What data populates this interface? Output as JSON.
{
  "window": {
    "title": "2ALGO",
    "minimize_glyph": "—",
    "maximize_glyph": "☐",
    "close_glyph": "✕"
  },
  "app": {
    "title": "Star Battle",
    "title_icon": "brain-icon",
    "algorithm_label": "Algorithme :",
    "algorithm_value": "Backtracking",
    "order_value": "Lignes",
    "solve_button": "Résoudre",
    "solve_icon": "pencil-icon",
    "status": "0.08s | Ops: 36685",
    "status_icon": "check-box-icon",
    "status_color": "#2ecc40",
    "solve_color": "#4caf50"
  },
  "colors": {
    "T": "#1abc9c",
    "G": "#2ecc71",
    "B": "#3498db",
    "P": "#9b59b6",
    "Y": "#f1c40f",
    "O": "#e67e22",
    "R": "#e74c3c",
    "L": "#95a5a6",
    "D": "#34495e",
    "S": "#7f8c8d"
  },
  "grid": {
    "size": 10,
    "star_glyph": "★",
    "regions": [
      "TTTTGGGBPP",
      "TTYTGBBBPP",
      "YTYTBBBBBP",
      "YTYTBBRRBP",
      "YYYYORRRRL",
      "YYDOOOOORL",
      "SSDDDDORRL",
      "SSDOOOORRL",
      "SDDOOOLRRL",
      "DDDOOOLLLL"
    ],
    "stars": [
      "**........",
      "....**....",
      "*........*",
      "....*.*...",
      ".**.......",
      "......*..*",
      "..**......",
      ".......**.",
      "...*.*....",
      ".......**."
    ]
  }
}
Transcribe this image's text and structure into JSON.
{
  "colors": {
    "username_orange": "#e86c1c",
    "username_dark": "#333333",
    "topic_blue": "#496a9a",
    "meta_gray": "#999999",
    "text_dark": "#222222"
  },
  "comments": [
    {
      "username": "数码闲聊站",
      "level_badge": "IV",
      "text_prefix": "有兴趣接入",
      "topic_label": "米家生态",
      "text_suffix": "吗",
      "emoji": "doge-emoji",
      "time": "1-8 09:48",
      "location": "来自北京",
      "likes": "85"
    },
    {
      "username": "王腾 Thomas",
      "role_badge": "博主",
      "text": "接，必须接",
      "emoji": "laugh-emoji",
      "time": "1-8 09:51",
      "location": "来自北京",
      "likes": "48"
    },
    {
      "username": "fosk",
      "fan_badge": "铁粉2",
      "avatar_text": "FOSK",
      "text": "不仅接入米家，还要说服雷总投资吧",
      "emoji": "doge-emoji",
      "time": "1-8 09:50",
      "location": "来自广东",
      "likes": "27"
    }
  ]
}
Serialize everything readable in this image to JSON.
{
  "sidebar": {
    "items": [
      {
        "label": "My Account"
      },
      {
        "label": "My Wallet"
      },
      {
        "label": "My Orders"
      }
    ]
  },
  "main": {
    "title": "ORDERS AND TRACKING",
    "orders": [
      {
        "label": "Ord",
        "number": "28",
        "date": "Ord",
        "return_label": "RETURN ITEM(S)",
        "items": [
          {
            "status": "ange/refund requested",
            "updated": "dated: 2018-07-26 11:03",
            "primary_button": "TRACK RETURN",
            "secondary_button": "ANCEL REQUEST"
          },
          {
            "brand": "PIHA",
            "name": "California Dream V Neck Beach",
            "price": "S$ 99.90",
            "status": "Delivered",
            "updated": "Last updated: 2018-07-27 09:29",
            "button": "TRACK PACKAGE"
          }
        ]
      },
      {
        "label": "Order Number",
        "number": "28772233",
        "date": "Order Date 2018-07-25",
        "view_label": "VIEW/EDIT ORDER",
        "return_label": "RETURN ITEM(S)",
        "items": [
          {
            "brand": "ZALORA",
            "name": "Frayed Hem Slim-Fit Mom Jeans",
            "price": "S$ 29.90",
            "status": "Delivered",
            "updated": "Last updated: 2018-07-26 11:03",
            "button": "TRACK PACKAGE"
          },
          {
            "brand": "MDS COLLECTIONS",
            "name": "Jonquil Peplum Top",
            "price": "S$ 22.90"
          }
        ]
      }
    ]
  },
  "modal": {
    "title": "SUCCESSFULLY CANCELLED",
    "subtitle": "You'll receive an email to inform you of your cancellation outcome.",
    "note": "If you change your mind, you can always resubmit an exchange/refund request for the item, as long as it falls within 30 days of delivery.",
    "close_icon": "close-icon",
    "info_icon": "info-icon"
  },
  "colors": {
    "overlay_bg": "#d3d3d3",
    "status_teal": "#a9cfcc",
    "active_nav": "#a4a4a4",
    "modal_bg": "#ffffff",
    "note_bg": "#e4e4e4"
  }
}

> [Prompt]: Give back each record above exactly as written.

> [Exercise answer]:
What data populates this interface? Output as JSON.
{
  "window": {
    "title": "2ALGO",
    "minimize_glyph": "—",
    "maximize_glyph": "☐",
    "close_glyph": "✕"
  },
  "app": {
    "title": "Star Battle",
    "title_icon": "brain-icon",
    "algorithm_label": "Algorithme :",
    "algorithm_value": "Backtracking",
    "order_value": "Lignes",
    "solve_button": "Résoudre",
    "solve_icon": "pencil-icon",
    "status": "0.08s | Ops: 36685",
    "status_icon": "check-box-icon",
    "status_color": "#2ecc40",
    "solve_color": "#4caf50"
  },
  "colors": {
    "T": "#1abc9c",
    "G": "#2ecc71",
    "B": "#3498db",
    "P": "#9b59b6",
    "Y": "#f1c40f",
    "O": "#e67e22",
    "R": "#e74c3c",
    "L": "#95a5a6",
    "D": "#34495e",
    "S": "#7f8c8d"
  },
  "grid": {
    "size": 10,
    "star_glyph": "★",
    "regions": [
      "TTTTGGGBPP",
      "TTYTGBBBPP",
      "YTYTBBBBBP",
      "YTYTBBRRBP",
      "YYYYORRRRL",
      "YYDOOOOORL",
      "SSDDDDORRL",
      "SSDOOOORRL",
      "SDDOOOLRRL",
      "DDDOOOLLLL"
    ],
    "stars": [
      "**........",
      "....**....",
      "*........*",
      "....*.*...",
      ".**.......",
      "......*..*",
      "..**......",
      ".......**.",
      "...*.*....",
      ".......**."
    ]
  }
}
Transcribe this image's text and structure into JSON.
{
  "colors": {
    "username_orange": "#e86c1c",
    "username_dark": "#333333",
    "topic_blue": "#496a9a",
    "meta_gray": "#999999",
    "text_dark": "#222222"
  },
  "comments": [
    {
      "username": "数码闲聊站",
      "level_badge": "IV",
      "text_prefix": "有兴趣接入",
      "topic_label": "米家生态",
      "text_suffix": "吗",
      "emoji": "doge-emoji",
      "time": "1-8 09:48",
      "location": "来自北京",
      "likes": "85"
    },
    {
      "username": "王腾 Thomas",
      "role_badge": "博主",
      "text": "接，必须接",
      "emoji": "laugh-emoji",
      "time": "1-8 09:51",
      "location": "来自北京",
      "likes": "48"
    },
    {
      "username": "fosk",
      "fan_badge": "铁粉2",
      "avatar_text": "FOSK",
      "text": "不仅接入米家，还要说服雷总投资吧",
      "emoji": "doge-emoji",
      "time": "1-8 09:50",
      "location": "来自广东",
      "likes": "27"
    }
  ]
}
Serialize everything readable in this image to JSON.
{
  "sidebar": {
    "items": [
      {
        "label": "My Account"
      },
      {
        "label": "My Wallet"
      },
      {
        "label": "My Orders"
      }
    ]
  },
  "main": {
    "title": "ORDERS AND TRACKING",
    "orders": [
      {
        "label": "Ord",
        "number": "28",
        "date": "Ord",
        "return_label": "RETURN ITEM(S)",
        "items": [
          {
            "status": "ange/refund requested",
            "updated": "dated: 2018-07-26 11:03",
            "primary_button": "TRACK RETURN",
            "secondary_button": "ANCEL REQUEST"
          },
          {
            "brand": "PIHA",
            "name": "California Dream V Neck Beach",
            "price": "S$ 99.90",
            "status": "Delivered",
            "updated": "Last updated: 2018-07-27 09:29",
            "button": "TRACK PACKAGE"
          }
        ]
      },
      {
        "label": "Order Number",
        "number": "28772233",
        "date": "Order Date 2018-07-25",
        "view_label": "VIEW/EDIT ORDER",
        "return_label": "RETURN ITEM(S)",
        "items": [
          {
            "brand": "ZALORA",
            "name": "Frayed Hem Slim-Fit Mom Jeans",
            "price": "S$ 29.90",
            "status": "Delivered",
            "updated": "Last updated: 2018-07-26 11:03",
            "button": "TRACK PACKAGE"
          },
          {
            "brand": "MDS COLLECTIONS",
            "name": "Jonquil Peplum Top",
            "price": "S$ 22.90"
          }
        ]
      }
    ]
  },
  "modal": {
    "title": "SUCCESSFULLY CANCELLED",
    "subtitle": "You'll receive an email to inform you of your cancellation outcome.",
    "note": "If you change your mind, you can always resubmit an exchange/refund request for the item, as long as it falls within 30 days of delivery.",
    "close_icon": "close-icon",
    "info_icon": "info-icon"
  },
  "colors": {
    "overlay_bg": "#d3d3d3",
    "status_teal": "#a9cfcc",
    "active_nav": "#a4a4a4",
    "modal_bg": "#ffffff",
    "note_bg": "#e4e4e4"
  }
}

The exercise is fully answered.